INSTRUCTIONS FOR THE TASK: The required answer is each line in the entries below where "Peak" occurs.

THE DATA:
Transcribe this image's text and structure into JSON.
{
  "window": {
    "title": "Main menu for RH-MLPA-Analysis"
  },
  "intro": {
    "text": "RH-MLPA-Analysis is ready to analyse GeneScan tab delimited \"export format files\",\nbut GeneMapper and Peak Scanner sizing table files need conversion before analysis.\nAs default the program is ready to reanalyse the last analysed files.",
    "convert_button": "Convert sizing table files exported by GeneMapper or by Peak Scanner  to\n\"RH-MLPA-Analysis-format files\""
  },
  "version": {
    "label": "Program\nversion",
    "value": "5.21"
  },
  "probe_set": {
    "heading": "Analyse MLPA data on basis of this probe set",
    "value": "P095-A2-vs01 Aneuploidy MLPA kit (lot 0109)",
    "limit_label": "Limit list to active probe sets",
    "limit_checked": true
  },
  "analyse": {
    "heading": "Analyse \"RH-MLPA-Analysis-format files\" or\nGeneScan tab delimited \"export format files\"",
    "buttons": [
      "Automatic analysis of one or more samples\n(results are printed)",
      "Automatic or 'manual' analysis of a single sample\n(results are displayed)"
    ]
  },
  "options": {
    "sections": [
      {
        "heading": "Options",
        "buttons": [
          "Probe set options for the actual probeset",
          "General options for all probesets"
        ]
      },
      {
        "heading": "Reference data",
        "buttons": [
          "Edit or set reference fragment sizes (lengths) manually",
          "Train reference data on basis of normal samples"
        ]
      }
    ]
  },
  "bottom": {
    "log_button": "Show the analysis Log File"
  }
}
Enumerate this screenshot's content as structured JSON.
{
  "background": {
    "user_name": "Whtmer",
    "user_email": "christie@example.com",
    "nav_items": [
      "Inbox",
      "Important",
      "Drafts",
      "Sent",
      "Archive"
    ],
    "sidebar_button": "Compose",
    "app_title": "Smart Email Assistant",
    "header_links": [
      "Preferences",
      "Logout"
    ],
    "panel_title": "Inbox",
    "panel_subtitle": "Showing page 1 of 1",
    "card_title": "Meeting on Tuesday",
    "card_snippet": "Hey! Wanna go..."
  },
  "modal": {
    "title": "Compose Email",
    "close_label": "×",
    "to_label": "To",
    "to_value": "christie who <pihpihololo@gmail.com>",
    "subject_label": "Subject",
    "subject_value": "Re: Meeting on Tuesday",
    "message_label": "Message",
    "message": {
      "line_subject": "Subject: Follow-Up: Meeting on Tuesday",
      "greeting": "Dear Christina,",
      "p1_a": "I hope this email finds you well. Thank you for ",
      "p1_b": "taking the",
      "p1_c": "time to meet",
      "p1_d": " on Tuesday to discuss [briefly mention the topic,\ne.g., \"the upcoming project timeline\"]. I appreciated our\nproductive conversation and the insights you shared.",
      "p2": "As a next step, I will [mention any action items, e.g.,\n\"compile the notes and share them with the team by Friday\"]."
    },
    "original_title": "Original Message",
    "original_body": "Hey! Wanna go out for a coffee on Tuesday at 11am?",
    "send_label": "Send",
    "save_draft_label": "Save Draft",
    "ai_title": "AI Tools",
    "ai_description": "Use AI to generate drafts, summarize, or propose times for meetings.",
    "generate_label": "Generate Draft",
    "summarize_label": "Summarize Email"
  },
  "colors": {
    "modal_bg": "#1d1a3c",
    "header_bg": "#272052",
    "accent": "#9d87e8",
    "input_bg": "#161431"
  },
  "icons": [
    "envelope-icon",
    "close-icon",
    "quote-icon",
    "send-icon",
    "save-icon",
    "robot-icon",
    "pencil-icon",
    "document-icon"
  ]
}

RESULT OF THIS EXERCISE:
    "text": "RH-MLPA-Analysis is ready to analyse GeneScan tab delimited \"export format files\",\nbut GeneMapper and Peak Scanner sizing table files need conversion before analysis.\nAs default the program is ready to reanalyse the last analysed files.",
    "convert_button": "Convert sizing table files exported by GeneMapper or by Peak Scanner  to\n\"RH-MLPA-Analysis-format files\""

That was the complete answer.